The shortage of marine officers continues to be a big problem for ocean fleet owners and managers, according to a new report by Drewry Shipping Consultants.
New ship orders may be cancelled, existing orders may not be delivered and older vessels may be scrapped to reduce the overall fleet, but the scale of the officer shortfall will still be considerable, says the report, Manning 2009, which Drewry compiled in conjunction with Precious Associates.
The report says the shortfall will be as high as 33,000 officers for 2009, rising to 42,700 by 2013, adjusted to factor an increase in new vessel cancellations and scrapping.
"Manning is still a major even though the global downturn may have thrown most shipping industry forecasts out of the window," said Drewry Shipping Consultants. "And the problem of officer shortfalls is not going away."
But the report states fleet owners and managers still need to review personnel strategies to avoid future manning issues.
Concerns are also being raised about companies cutting back on training to mitigate costs. If they do, the manning problem is likely to return to bite them, particularly given the length of time it takes to bring a seafarer up to officer class.

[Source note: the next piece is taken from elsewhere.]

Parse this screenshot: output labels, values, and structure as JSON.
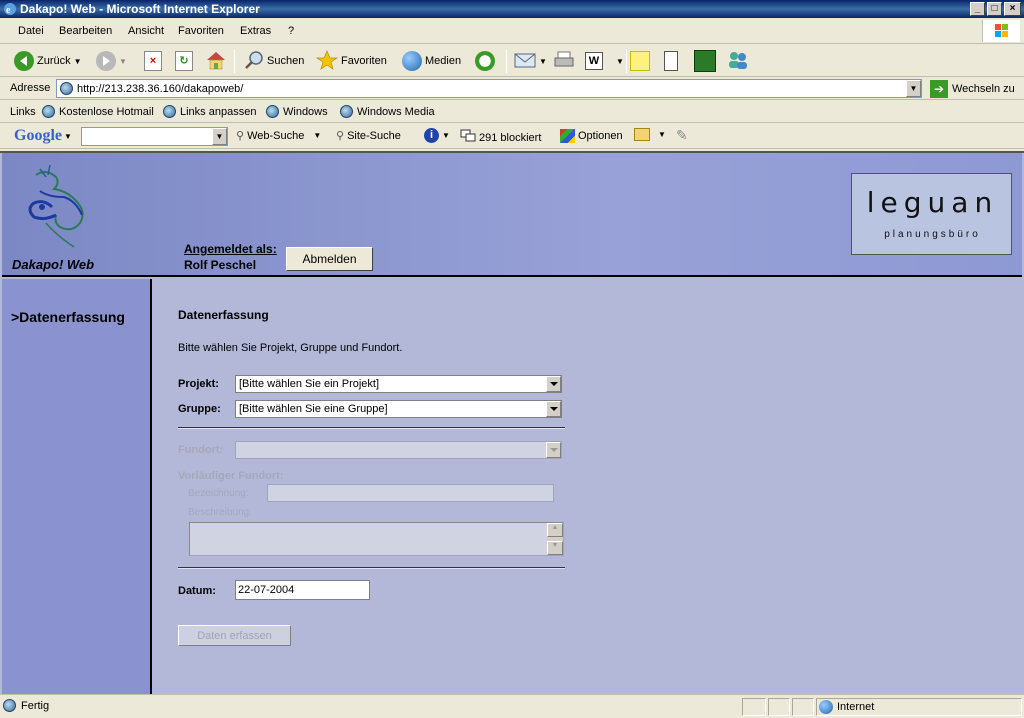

One of the report highlights addresses the question of remuneration, speculating that beefing up compensation packages with more than cash is becoming essential and that this is being tried across the shipping industry. "Some nationalities have seen increases in leave entitlements – good for personnel but not for employers as it has significantly added to both establishment and employment budgets," said Drewry. "At the same time, pressure to promote officers quickly is emerging and this too could have a negative impact both commercially and operationally."

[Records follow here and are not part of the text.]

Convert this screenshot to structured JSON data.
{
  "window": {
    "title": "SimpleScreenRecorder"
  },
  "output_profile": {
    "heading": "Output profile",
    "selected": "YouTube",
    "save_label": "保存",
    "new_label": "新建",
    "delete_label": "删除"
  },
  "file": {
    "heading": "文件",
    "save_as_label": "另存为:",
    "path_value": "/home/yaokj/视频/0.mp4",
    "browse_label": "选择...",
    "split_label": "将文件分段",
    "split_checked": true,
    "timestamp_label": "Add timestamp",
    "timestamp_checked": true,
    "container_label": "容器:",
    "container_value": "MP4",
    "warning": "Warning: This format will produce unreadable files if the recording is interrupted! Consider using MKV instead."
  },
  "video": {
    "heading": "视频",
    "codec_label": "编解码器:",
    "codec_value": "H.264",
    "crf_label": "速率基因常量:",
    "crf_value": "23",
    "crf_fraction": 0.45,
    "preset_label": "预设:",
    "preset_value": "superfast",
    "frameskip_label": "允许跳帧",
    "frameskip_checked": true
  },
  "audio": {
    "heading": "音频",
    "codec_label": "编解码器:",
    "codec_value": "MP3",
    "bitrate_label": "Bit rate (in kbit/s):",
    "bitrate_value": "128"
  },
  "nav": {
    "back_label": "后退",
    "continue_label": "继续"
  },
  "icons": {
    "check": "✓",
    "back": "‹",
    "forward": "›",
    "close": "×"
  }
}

In any case, said analysts, reduction in efficiency or safety would be counterproductive. While commercial fleets have enough capable seafarers now, industry experts fear that this may not be the case when the economy improves.